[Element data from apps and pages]
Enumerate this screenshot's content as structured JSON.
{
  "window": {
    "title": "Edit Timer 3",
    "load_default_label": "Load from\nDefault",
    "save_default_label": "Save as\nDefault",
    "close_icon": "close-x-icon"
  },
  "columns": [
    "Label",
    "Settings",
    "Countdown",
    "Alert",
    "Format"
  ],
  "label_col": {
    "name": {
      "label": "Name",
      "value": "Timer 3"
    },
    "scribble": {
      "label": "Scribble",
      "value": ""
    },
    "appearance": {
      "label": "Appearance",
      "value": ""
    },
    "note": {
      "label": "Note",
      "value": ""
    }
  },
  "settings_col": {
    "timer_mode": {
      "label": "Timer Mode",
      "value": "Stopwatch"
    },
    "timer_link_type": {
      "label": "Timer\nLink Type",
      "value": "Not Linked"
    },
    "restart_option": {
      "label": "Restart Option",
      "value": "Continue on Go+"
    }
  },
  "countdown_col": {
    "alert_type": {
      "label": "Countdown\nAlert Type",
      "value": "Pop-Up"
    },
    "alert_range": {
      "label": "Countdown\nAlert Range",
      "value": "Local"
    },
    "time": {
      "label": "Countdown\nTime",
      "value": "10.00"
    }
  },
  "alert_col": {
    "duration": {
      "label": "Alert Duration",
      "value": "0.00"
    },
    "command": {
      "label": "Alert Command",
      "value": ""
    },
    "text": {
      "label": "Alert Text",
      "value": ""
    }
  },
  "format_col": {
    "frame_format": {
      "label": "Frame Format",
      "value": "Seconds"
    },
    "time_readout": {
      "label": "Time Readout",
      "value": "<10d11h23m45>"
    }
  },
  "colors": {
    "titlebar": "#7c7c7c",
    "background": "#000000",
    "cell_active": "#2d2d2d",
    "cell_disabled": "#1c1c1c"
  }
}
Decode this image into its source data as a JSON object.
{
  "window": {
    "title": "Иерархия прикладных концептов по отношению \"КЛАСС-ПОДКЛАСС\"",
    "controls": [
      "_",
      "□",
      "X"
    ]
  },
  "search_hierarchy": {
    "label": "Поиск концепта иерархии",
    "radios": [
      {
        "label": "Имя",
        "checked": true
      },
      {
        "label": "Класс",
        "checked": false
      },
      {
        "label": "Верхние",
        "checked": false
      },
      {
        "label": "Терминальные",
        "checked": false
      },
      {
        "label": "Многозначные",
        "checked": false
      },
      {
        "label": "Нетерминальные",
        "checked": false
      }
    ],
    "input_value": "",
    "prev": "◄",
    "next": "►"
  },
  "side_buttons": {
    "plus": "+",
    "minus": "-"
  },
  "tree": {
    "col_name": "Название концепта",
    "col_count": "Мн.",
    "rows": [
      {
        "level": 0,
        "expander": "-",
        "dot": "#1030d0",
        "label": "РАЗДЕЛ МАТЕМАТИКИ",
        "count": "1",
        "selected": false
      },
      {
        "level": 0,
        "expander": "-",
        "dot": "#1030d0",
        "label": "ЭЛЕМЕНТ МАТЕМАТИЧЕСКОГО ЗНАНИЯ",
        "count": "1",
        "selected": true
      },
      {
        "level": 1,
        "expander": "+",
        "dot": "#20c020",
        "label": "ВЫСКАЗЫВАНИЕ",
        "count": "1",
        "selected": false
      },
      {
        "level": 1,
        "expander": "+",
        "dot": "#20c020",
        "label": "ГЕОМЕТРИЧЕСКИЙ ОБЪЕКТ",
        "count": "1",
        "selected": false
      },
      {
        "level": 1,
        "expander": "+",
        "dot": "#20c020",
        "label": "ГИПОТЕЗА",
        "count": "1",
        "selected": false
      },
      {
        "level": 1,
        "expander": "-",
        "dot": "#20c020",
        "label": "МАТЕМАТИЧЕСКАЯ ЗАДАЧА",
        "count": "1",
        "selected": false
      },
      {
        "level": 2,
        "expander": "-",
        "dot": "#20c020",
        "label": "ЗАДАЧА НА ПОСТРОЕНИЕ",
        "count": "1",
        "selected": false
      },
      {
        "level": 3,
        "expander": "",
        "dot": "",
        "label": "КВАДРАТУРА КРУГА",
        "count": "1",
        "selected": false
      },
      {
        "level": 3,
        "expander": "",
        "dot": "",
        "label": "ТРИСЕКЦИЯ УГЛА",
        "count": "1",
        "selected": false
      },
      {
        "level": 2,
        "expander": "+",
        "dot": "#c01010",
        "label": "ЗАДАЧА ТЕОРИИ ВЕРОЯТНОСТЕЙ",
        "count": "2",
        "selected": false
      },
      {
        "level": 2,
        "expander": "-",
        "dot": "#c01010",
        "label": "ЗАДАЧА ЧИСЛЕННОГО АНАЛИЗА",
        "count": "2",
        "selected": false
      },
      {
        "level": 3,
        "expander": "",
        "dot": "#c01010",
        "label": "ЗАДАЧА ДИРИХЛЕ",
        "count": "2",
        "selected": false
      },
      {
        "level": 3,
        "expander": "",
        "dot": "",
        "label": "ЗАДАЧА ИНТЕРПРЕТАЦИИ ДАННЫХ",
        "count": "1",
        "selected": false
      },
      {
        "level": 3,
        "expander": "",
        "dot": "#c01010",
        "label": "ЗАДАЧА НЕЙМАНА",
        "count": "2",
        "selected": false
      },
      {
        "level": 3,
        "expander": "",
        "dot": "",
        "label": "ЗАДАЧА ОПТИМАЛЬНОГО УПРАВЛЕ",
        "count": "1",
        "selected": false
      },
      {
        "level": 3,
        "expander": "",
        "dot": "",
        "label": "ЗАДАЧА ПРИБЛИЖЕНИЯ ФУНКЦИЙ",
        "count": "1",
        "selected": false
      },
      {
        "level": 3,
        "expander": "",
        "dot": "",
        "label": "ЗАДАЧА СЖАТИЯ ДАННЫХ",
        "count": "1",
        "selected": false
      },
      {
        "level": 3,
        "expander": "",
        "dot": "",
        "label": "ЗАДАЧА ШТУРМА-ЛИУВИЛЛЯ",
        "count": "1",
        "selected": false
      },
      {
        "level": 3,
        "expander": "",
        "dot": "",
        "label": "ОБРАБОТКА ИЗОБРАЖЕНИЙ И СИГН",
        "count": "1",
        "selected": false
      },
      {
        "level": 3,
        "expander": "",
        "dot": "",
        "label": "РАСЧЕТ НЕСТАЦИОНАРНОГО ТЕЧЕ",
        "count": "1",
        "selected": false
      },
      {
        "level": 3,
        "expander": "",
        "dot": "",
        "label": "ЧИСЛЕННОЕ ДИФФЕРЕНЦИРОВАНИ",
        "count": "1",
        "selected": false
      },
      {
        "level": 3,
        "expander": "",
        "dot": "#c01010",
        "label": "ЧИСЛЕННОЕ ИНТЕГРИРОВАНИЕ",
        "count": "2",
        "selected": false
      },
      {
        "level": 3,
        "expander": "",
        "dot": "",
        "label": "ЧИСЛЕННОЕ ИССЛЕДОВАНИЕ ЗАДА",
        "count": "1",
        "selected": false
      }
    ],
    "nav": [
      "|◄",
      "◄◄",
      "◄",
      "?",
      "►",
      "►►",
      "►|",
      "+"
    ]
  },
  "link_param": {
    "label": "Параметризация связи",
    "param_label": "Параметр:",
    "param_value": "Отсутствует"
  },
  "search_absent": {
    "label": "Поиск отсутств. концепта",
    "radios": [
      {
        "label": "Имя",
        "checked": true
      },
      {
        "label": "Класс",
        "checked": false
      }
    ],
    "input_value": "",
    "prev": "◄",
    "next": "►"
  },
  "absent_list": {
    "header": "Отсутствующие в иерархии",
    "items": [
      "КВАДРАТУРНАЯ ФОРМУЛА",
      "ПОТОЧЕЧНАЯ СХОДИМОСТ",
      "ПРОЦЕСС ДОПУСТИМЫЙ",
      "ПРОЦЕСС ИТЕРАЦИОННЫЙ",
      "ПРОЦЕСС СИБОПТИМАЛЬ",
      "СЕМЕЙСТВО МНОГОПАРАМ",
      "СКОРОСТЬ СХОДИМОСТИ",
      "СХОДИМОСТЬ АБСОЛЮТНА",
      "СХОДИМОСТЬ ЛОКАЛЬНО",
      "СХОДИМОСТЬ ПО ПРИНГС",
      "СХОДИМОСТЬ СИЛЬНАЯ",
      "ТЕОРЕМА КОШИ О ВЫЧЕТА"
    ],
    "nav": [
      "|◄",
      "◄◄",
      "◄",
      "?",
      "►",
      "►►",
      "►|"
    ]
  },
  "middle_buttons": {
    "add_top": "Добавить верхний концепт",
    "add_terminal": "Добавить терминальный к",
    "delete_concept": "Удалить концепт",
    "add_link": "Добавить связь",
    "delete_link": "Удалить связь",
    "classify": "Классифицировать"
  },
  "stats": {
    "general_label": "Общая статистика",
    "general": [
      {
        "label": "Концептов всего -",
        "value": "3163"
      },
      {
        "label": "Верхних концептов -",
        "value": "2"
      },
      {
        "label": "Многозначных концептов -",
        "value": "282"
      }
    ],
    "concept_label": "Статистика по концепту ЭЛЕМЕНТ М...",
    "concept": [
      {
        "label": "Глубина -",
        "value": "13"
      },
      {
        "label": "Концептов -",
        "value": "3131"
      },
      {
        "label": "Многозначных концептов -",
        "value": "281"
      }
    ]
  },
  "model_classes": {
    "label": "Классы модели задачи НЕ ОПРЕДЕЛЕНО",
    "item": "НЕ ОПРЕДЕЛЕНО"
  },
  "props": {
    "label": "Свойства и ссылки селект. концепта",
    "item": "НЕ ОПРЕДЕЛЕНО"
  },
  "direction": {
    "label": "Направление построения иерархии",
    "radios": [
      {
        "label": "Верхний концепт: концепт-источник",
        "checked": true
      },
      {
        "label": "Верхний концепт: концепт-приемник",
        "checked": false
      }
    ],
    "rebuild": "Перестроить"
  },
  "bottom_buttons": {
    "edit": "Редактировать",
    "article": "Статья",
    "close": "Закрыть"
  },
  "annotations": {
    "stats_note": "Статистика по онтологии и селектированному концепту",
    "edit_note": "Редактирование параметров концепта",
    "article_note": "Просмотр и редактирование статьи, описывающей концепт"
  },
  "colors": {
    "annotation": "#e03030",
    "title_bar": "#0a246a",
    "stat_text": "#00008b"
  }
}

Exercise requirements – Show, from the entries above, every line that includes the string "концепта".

Problem solution –
    "label": "Поиск концепта иерархии",
    "col_name": "Название концепта",
    "label": "Поиск отсутств. концепта",
    "label": "Свойства и ссылки селект. концепта",
    "edit_note": "Редактирование параметров концепта",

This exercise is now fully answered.